→ MATERIALS PROVIDED:
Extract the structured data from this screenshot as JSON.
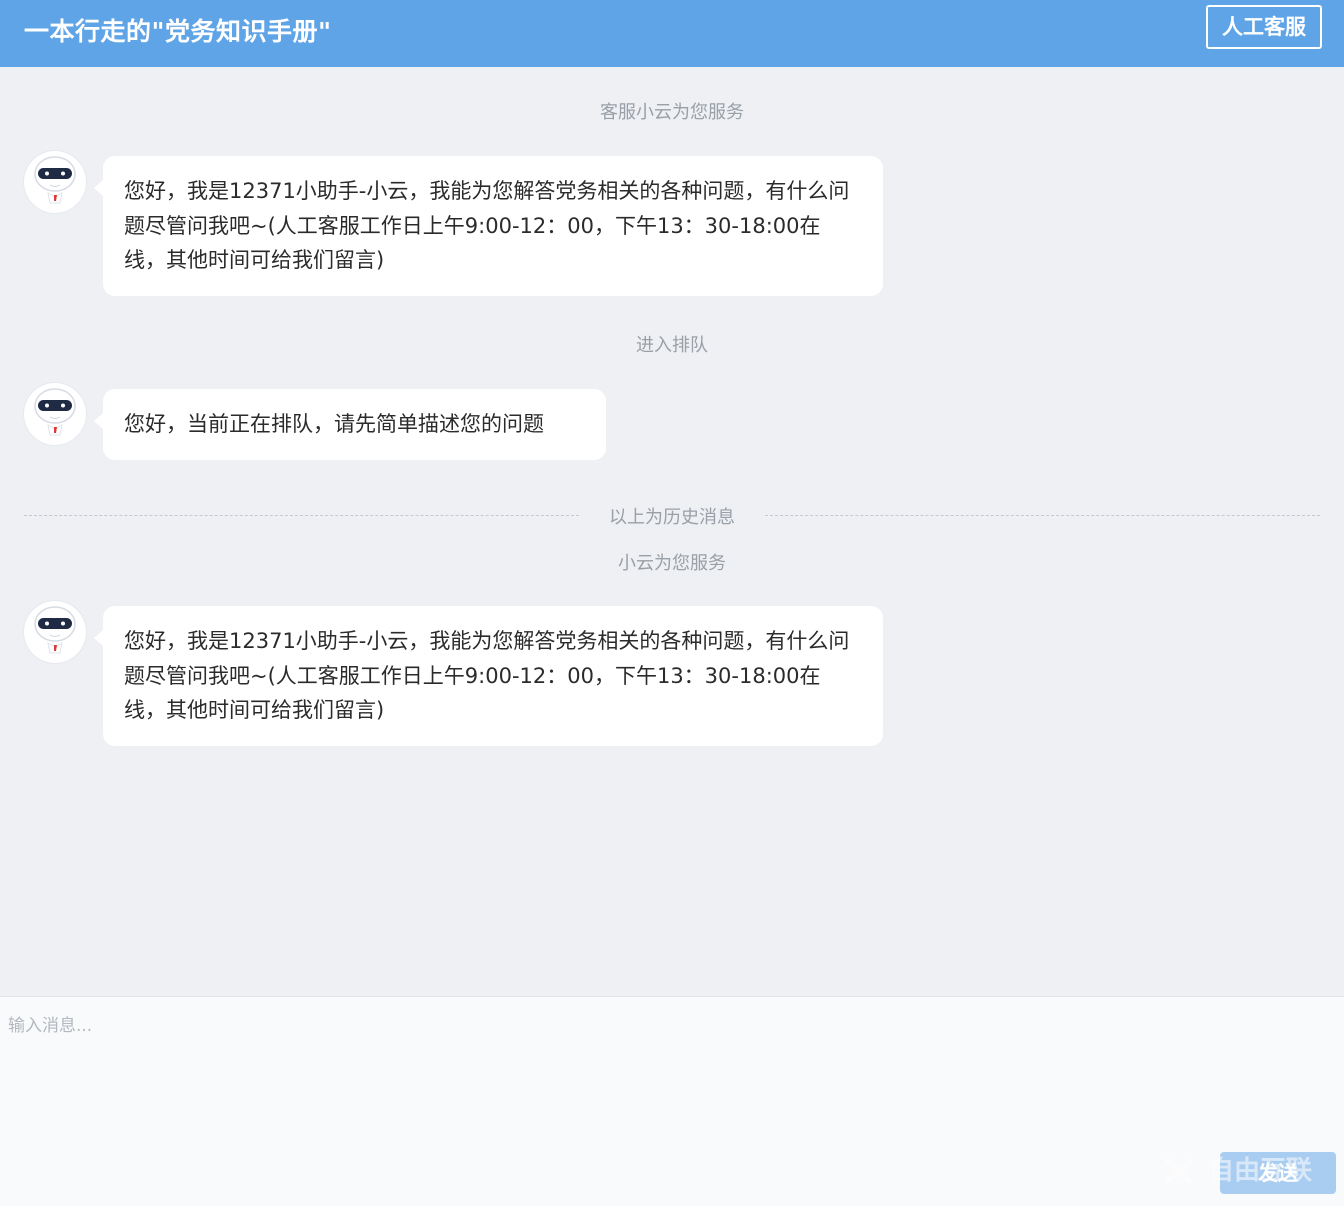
{
  "header": {
    "title": "一本行走的\"党务知识手册\"",
    "human_service_label": "人工客服"
  },
  "messages": {
    "system_1": "客服小云为您服务",
    "bot_1": "您好，我是12371小助手-小云，我能为您解答党务相关的各种问题，有什么问题尽管问我吧~(人工客服工作日上午9:00-12：00，下午13：30-18:00在线，其他时间可给我们留言)",
    "system_2": "进入排队",
    "bot_2": "您好，当前正在排队，请先简单描述您的问题",
    "history_divider": "以上为历史消息",
    "system_3": "小云为您服务",
    "bot_3": "您好，我是12371小助手-小云，我能为您解答党务相关的各种问题，有什么问题尽管问我吧~(人工客服工作日上午9:00-12：00，下午13：30-18:00在线，其他时间可给我们留言)"
  },
  "input": {
    "placeholder": "输入消息...",
    "send_label": "发送"
  },
  "watermark": "自由互联",
  "colors": {
    "header": "#5fa4e6",
    "chat_bg": "#eef0f3",
    "send_button": "#a9cdf1"
  },
  "icons": {
    "avatar": "robot-icon"
  }
}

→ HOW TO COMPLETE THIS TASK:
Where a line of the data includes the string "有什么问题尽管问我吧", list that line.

→ FINISHED TASK:
    "bot_1": "您好，我是12371小助手-小云，我能为您解答党务相关的各种问题，有什么问题尽管问我吧~(人工客服工作日上午9:00-12：00，下午13：30-18:00在线，其他时间可给我们留言)",
    "bot_3": "您好，我是12371小助手-小云，我能为您解答党务相关的各种问题，有什么问题尽管问我吧~(人工客服工作日上午9:00-12：00，下午13：30-18:00在线，其他时间可给我们留言)"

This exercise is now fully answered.